*What to work on:* Below are the records; copy each line in which "Track" can be found.

Source data Block Start

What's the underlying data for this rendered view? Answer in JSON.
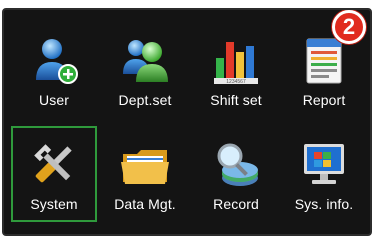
{
  "menu": {
    "items": [
      {
        "label": "User",
        "icon": "user-add-icon"
      },
      {
        "label": "Dept.set",
        "icon": "department-icon"
      },
      {
        "label": "Shift set",
        "icon": "shift-chart-icon"
      },
      {
        "label": "Report",
        "icon": "report-icon"
      },
      {
        "label": "System",
        "icon": "wrench-screwdriver-icon",
        "selected": true
      },
      {
        "label": "Data Mgt.",
        "icon": "folder-icon"
      },
      {
        "label": "Record",
        "icon": "search-record-icon"
      },
      {
        "label": "Sys. info.",
        "icon": "computer-icon"
      }
    ]
  },
  "badge": {
    "number": "2"
  },
  "colors": {
    "background": "#141414",
    "selected_border": "#2f9a3c",
    "badge": "#e12b1f"
  }
}
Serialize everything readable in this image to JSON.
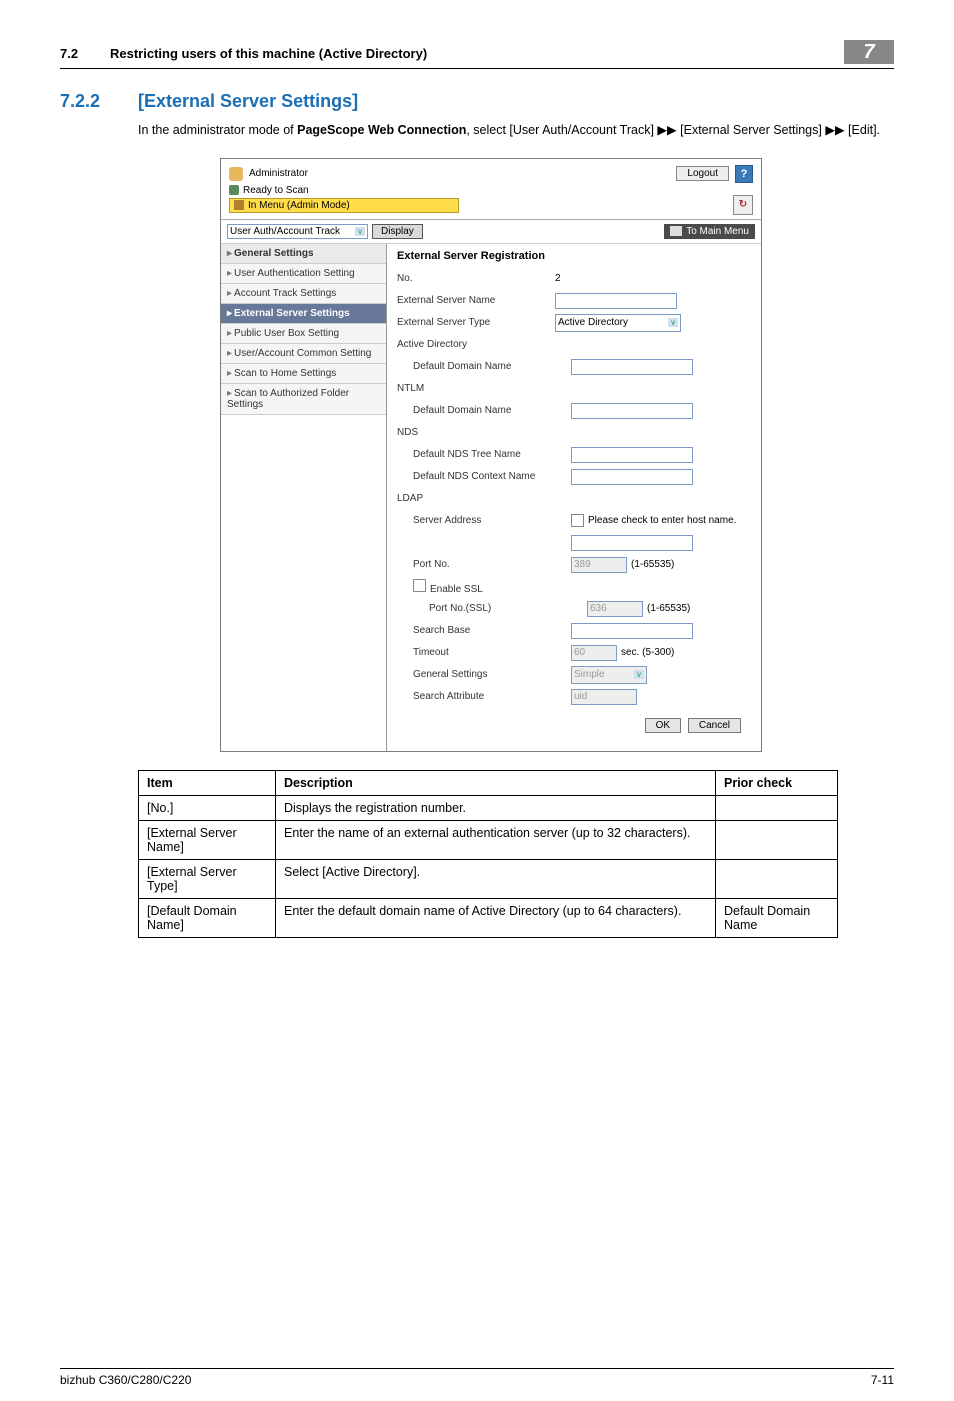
{
  "header": {
    "section": "7.2",
    "title": "Restricting users of this machine (Active Directory)",
    "chapter": "7"
  },
  "heading": {
    "num": "7.2.2",
    "title": "[External Server Settings]"
  },
  "intro": {
    "prefix": "In the administrator mode of ",
    "bold": "PageScope Web Connection",
    "mid": ", select [User Auth/Account Track] ",
    "arrow1": "▶▶",
    "seg2": " [External Server Settings] ",
    "arrow2": "▶▶",
    "seg3": " [Edit]."
  },
  "shot": {
    "admin": "Administrator",
    "logout": "Logout",
    "help": "?",
    "ready": "Ready to Scan",
    "mode": "In Menu (Admin Mode)",
    "dd": "User Auth/Account Track",
    "display": "Display",
    "tomain": "To Main Menu",
    "side": {
      "i0": "General Settings",
      "i1": "User Authentication Setting",
      "i2": "Account Track Settings",
      "i3": "External Server Settings",
      "i4": "Public User Box Setting",
      "i5": "User/Account Common Setting",
      "i6": "Scan to Home Settings",
      "i7": "Scan to Authorized Folder Settings"
    },
    "main": {
      "title": "External Server Registration",
      "no_label": "No.",
      "no_val": "2",
      "name_label": "External Server Name",
      "type_label": "External Server Type",
      "type_val": "Active Directory",
      "ad_head": "Active Directory",
      "ad_domain": "Default Domain Name",
      "ntlm_head": "NTLM",
      "ntlm_domain": "Default Domain Name",
      "nds_head": "NDS",
      "nds_tree": "Default NDS Tree Name",
      "nds_ctx": "Default NDS Context Name",
      "ldap_head": "LDAP",
      "server_addr": "Server Address",
      "host_check": "Please check to enter host name.",
      "port_label": "Port No.",
      "port_val": "389",
      "port_range": "(1-65535)",
      "ssl_label": "Enable SSL",
      "sslport_label": "Port No.(SSL)",
      "sslport_val": "636",
      "search_base": "Search Base",
      "timeout_label": "Timeout",
      "timeout_val": "60",
      "timeout_unit": "sec. (5-300)",
      "gen_label": "General Settings",
      "gen_val": "Simple",
      "attr_label": "Search Attribute",
      "attr_val": "uid",
      "ok": "OK",
      "cancel": "Cancel"
    }
  },
  "table": {
    "h1": "Item",
    "h2": "Description",
    "h3": "Prior check",
    "rows": [
      {
        "item": "[No.]",
        "desc": "Displays the registration number.",
        "prior": ""
      },
      {
        "item": "[External Server Name]",
        "desc": "Enter the name of an external authentication server (up to 32 characters).",
        "prior": ""
      },
      {
        "item": "[External Server Type]",
        "desc": "Select [Active Directory].",
        "prior": ""
      },
      {
        "item": "[Default Domain Name]",
        "desc": "Enter the default domain name of Active Directory (up to 64 characters).",
        "prior": "Default Domain Name"
      }
    ]
  },
  "footer": {
    "left": "bizhub C360/C280/C220",
    "right": "7-11"
  }
}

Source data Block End

*The completed task:*
    "mid": ", select [User Auth/Account Track] ",
    "dd": "User Auth/Account Track",
      "i2": "Account Track Settings",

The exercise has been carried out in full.